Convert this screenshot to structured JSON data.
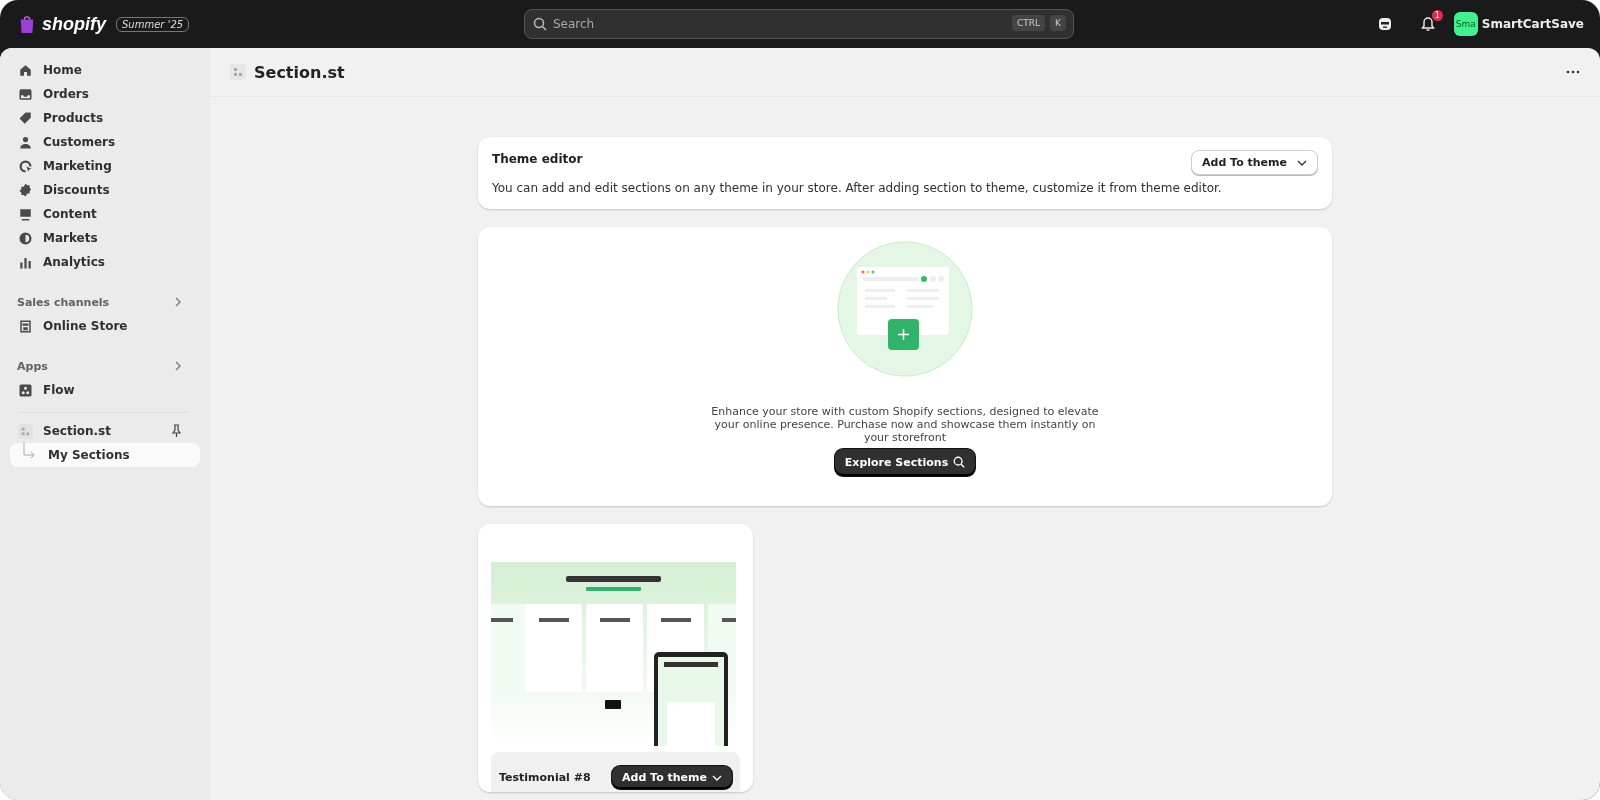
{
  "topbar": {
    "logo": "shopify",
    "badge": "Summer '25",
    "search": {
      "placeholder": "Search",
      "keys": [
        "CTRL",
        "K"
      ]
    },
    "notifications": "1",
    "avatar": "Sma",
    "store": "SmartCartSave"
  },
  "sidebar": {
    "items": [
      {
        "label": "Home",
        "selected": false
      },
      {
        "label": "Orders",
        "selected": false
      },
      {
        "label": "Products",
        "selected": false
      },
      {
        "label": "Customers",
        "selected": false
      },
      {
        "label": "Marketing",
        "selected": false
      },
      {
        "label": "Discounts",
        "selected": false
      },
      {
        "label": "Content",
        "selected": false
      },
      {
        "label": "Markets",
        "selected": false
      },
      {
        "label": "Analytics",
        "selected": false
      }
    ],
    "groups": [
      {
        "title": "Sales channels",
        "items": [
          {
            "label": "Online Store",
            "selected": false
          }
        ]
      },
      {
        "title": "Apps",
        "items": [
          {
            "label": "Flow",
            "selected": false
          }
        ]
      }
    ],
    "app": {
      "label": "Section.st",
      "children": [
        {
          "label": "My Sections",
          "selected": true
        }
      ]
    }
  },
  "page": {
    "title": "Section.st"
  },
  "theme_card": {
    "title": "Theme editor",
    "text": "You can add and edit sections on any theme in your store. After adding section to theme, customize it from theme editor.",
    "button": "Add To theme"
  },
  "explore_card": {
    "text": "Enhance your store with custom Shopify sections, designed to elevate your online presence. Purchase now and showcase them instantly on your storefront",
    "button": "Explore Sections"
  },
  "sections": [
    {
      "name": "Testimonial #8",
      "button": "Add To theme"
    }
  ]
}
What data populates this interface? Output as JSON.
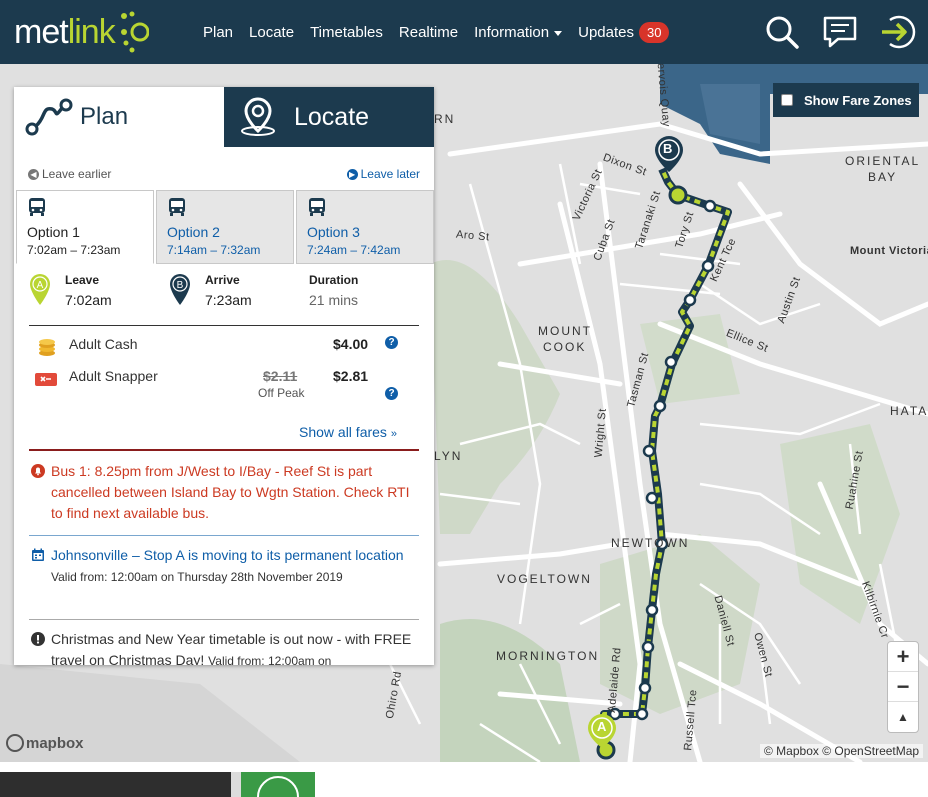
{
  "nav": {
    "logo_prefix": "met",
    "logo_suffix": "link",
    "links": [
      "Plan",
      "Locate",
      "Timetables",
      "Realtime",
      "Information",
      "Updates"
    ],
    "updates_count": "30",
    "icons": [
      "search-icon",
      "message-icon",
      "login-icon"
    ]
  },
  "tabs": {
    "plan": "Plan",
    "locate": "Locate"
  },
  "leave": {
    "earlier": "Leave earlier",
    "later": "Leave later"
  },
  "options": [
    {
      "name": "Option 1",
      "time": "7:02am – 7:23am"
    },
    {
      "name": "Option 2",
      "time": "7:14am – 7:32am"
    },
    {
      "name": "Option 3",
      "time": "7:24am – 7:42am"
    }
  ],
  "trip": {
    "leave_label": "Leave",
    "leave_time": "7:02am",
    "leave_pin": "A",
    "arrive_label": "Arrive",
    "arrive_time": "7:23am",
    "arrive_pin": "B",
    "duration_label": "Duration",
    "duration_value": "21 mins"
  },
  "fares": {
    "cash_name": "Adult Cash",
    "cash_price": "$4.00",
    "snapper_name": "Adult Snapper",
    "snapper_old": "$2.11",
    "snapper_old_sub": "Off Peak",
    "snapper_price": "$2.81",
    "show_all": "Show all fares"
  },
  "alerts": {
    "red": "Bus 1: 8.25pm from J/West to I/Bay - Reef St is part cancelled between Island Bay to Wgtn Station. Check RTI to find next available bus.",
    "blue_title": "Johnsonville – Stop A is moving to its permanent location",
    "blue_valid": "Valid from: 12:00am on Thursday 28th November 2019",
    "grey_title": "Christmas and New Year timetable is out now - with FREE travel on Christmas Day!",
    "grey_valid": "Valid from: 12:00am on"
  },
  "map": {
    "show_fare_zones": "Show Fare Zones",
    "attribution": "© Mapbox © OpenStreetMap",
    "mapbox": "mapbox",
    "zoom_in": "+",
    "zoom_out": "−",
    "compass": "▲",
    "pin_a": "A",
    "pin_b": "B",
    "labels": {
      "oriental_bay": [
        "ORIENTAL",
        "BAY"
      ],
      "mount_victoria": "Mount Victoria",
      "mount_cook": [
        "MOUNT",
        "COOK"
      ],
      "newtown": "NEWTOWN",
      "vogeltown": "VOGELTOWN",
      "mornington": "MORNINGTON",
      "hata": "HATA",
      "lyn": "LYN",
      "rn": "RN",
      "streets": [
        "Dixon St",
        "Victoria St",
        "Cuba St",
        "Taranaki St",
        "Tory St",
        "Kent Tce",
        "Aro St",
        "Austin St",
        "Ellice St",
        "Tasman St",
        "Wright St",
        "Adelaide Rd",
        "Daniell St",
        "Owen St",
        "Ruahine St",
        "Kilbirnie Cr",
        "Russell Tce",
        "Ohiro Rd",
        "Jervois Quay"
      ]
    }
  }
}
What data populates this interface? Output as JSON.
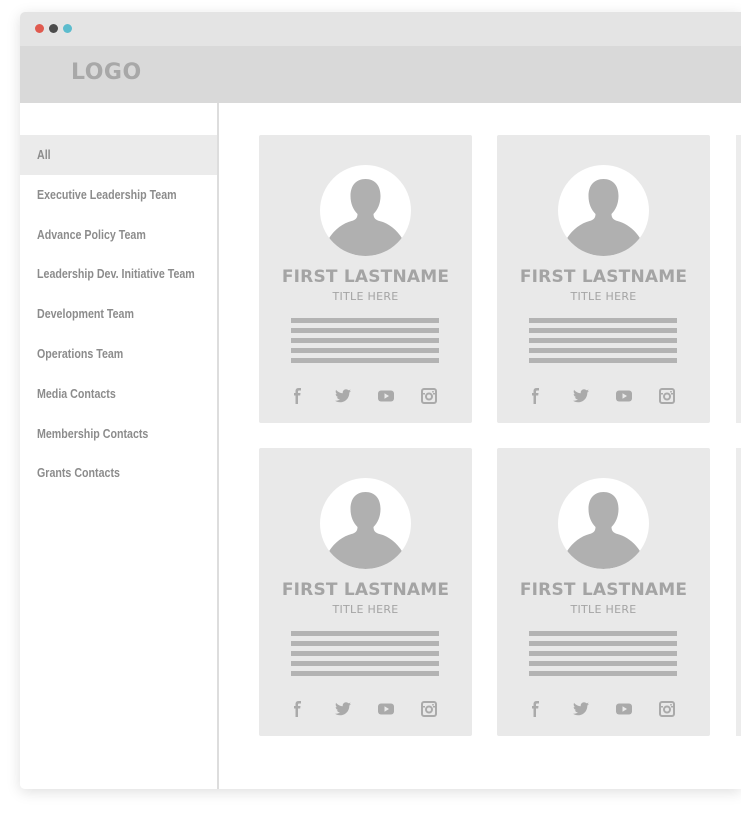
{
  "window": {
    "controls": [
      {
        "name": "close",
        "color": "#e05a4f"
      },
      {
        "name": "minimize",
        "color": "#4c4c4c"
      },
      {
        "name": "maximize",
        "color": "#5cbccd"
      }
    ]
  },
  "header": {
    "logo": "LOGO"
  },
  "sidebar": {
    "items": [
      {
        "label": "All",
        "active": true
      },
      {
        "label": "Executive Leadership Team",
        "active": false
      },
      {
        "label": "Advance Policy Team",
        "active": false
      },
      {
        "label": "Leadership Dev. Initiative Team",
        "active": false
      },
      {
        "label": "Development Team",
        "active": false
      },
      {
        "label": "Operations Team",
        "active": false
      },
      {
        "label": "Media Contacts",
        "active": false
      },
      {
        "label": "Membership Contacts",
        "active": false
      },
      {
        "label": "Grants Contacts",
        "active": false
      }
    ]
  },
  "cards": [
    {
      "name": "FIRST LASTNAME",
      "title": "TITLE HERE"
    },
    {
      "name": "FIRST LASTNAME",
      "title": "TITLE HERE"
    },
    {
      "name": "FIRST LASTNAME",
      "title": "TITLE HERE"
    },
    {
      "name": "FIRST LASTNAME",
      "title": "TITLE HERE"
    }
  ],
  "social_icons": [
    "facebook-icon",
    "twitter-icon",
    "youtube-icon",
    "instagram-icon"
  ],
  "colors": {
    "card_bg": "#e9e9e9",
    "text_gray": "#a4a4a4",
    "placeholder_line": "#b3b3b3",
    "active_nav_bg": "#ebebeb"
  }
}
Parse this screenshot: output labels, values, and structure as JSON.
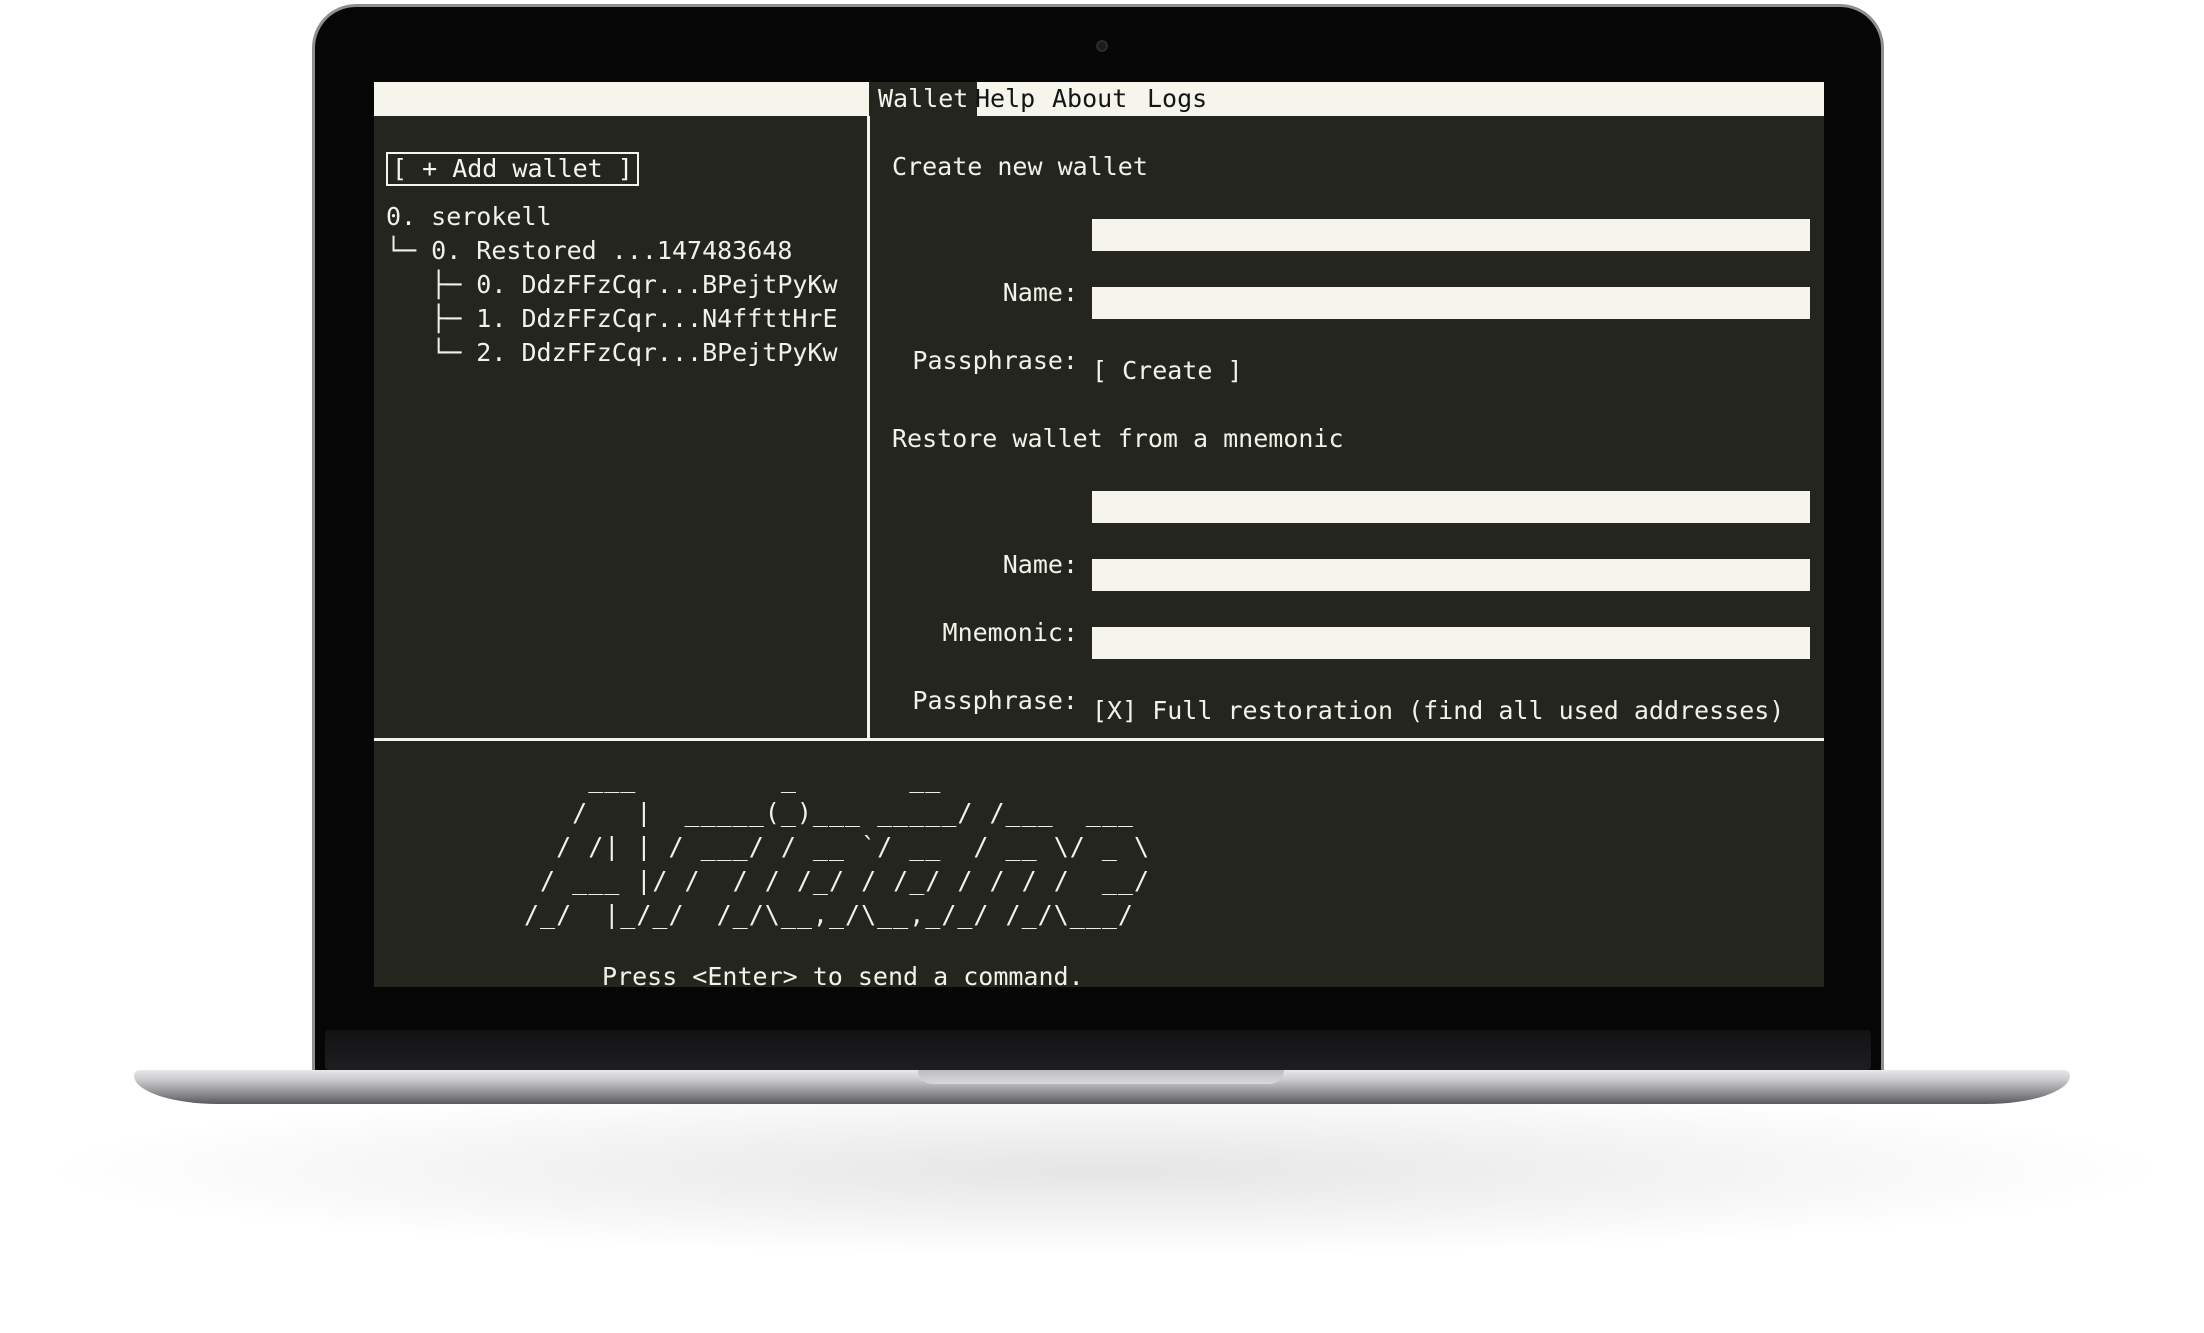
{
  "menubar": {
    "tabs": [
      {
        "label": "Wallet",
        "active": true
      },
      {
        "label": "Help",
        "active": false
      },
      {
        "label": "About",
        "active": false
      },
      {
        "label": "Logs",
        "active": false
      }
    ]
  },
  "sidebar": {
    "add_wallet_label": "[ + Add wallet ]",
    "tree": [
      "0. serokell",
      "└─ 0. Restored ...147483648",
      "   ├─ 0. DdzFFzCqr...BPejtPyKw",
      "   ├─ 1. DdzFFzCqr...N4ffttHrE",
      "   └─ 2. DdzFFzCqr...BPejtPyKw"
    ]
  },
  "create": {
    "heading": "Create new wallet",
    "name_label": "Name:",
    "name_value": "",
    "passphrase_label": "Passphrase:",
    "passphrase_value": "",
    "create_button": "[ Create ]"
  },
  "restore": {
    "heading": "Restore wallet from a mnemonic",
    "name_label": "Name:",
    "name_value": "",
    "mnemonic_label": "Mnemonic:",
    "mnemonic_value": "",
    "passphrase_label": "Passphrase:",
    "passphrase_value": "",
    "full_restoration_label": "[X] Full restoration (find all used addresses)"
  },
  "console": {
    "logo_ascii": "    ___         _       __\n   /   |  _____(_)___ _____/ /___  ___\n  / /| | / ___/ / __ `/ __  / __ \\/ _ \\\n / ___ |/ /  / / /_/ / /_/ / / / /  __/\n/_/  |_/_/  /_/\\__,_/\\__,_/_/ /_/\\___/",
    "hint": "Press <Enter> to send a command."
  },
  "colors": {
    "terminal_bg": "#252520",
    "terminal_fg": "#f2f2e8",
    "field_bg": "#f5f5ec"
  }
}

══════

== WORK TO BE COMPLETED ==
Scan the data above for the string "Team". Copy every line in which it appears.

== WRITTEN RESPONSE ==
        "label": "Executive Leadership Team",
        "label": "Advance Policy Team",
        "label": "Leadership Dev. Initiative Team",
        "label": "Development Team",
        "label": "Operations Team",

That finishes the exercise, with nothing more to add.